So I now have something that works but I don't know if it is the best way. I suppose I could modify the code to send text output to a file rather than the terminal when no terminal is assigned, but I don't know much about C and Linux.
Distribution: Debian (Sarge), Red Hat, Ubuntu, Knoppix
To redirect standard-out (1) and standard-error (2) to a file you could write:
'command >file.out 2>&1'. That means; "put standard-out in file.out and put standard-error in the same place as standard-out".
There is also a device called /dev/null that you could redirect to, if you do that everything redirected to that device will simply just be thrown away, trashed, deleted. Its good sometime when you do not want to save the output, and you dont want it to show up on the console.
Thats right putting a '&' in the end backgrounds the process but I cannot see why you would use it in this case, dont you want to see whats happening during boot?
'nohup' is usually used if you e.g. want to start a script and then logoff, terminate your terminal, and you still want your script to continue running, thats why nohup redirects is output to a file as you say.
I started off with a single command in the rc.local file that called my webcam script. The webcam script has two commands. One to initiate the webcam settings, the next runs Linuxcam, a command line frame grabber.
The Linuxcam command doesn't exit to the prompt until the program is terminated (ctrl-C). In addition, the code terminates on the hup signal when the associated terminal is closed.
Based on a very fragile knowledge of Linux:
I need to background the Linuxcam program so the script will complete and exit to complete the rc.local script (otherwise the boot process never completes).
I need to make sure the output of the Linuxcam app has somewhere to go. nohup does that by creating an output file.

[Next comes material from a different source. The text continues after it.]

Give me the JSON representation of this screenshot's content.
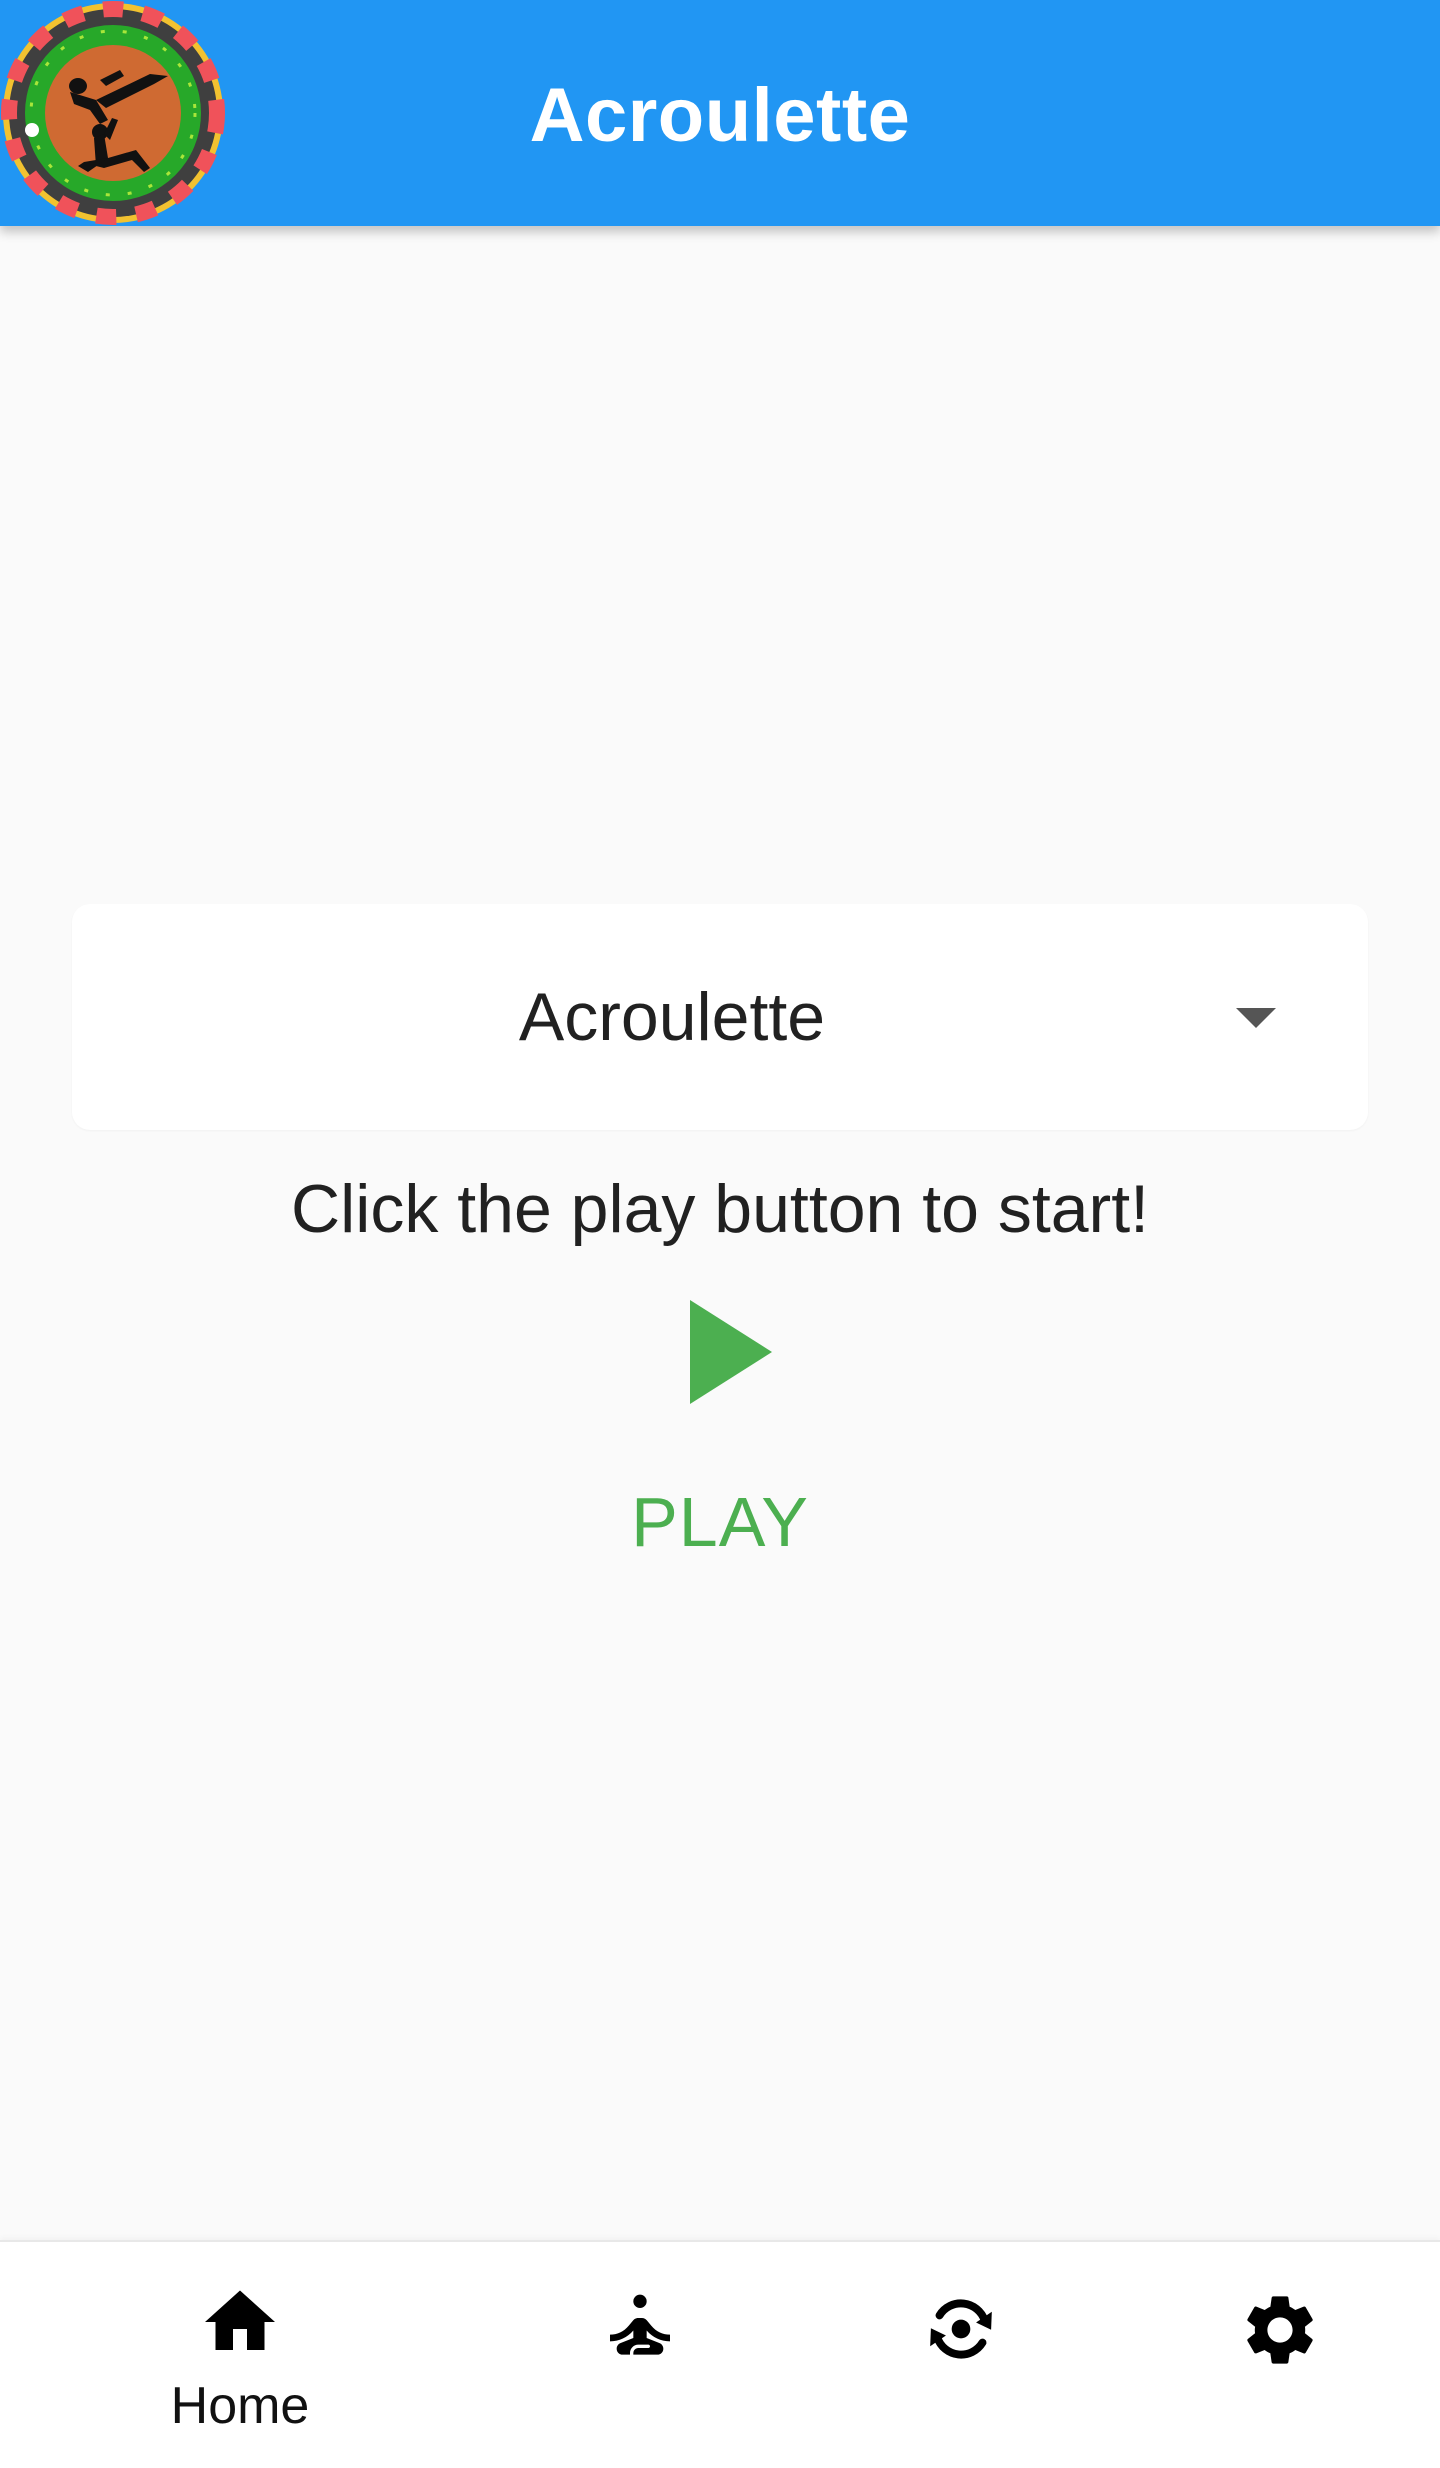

I assume that being Linux, there is probably a dozen ways of doing all this, so any suggestions would be welcome.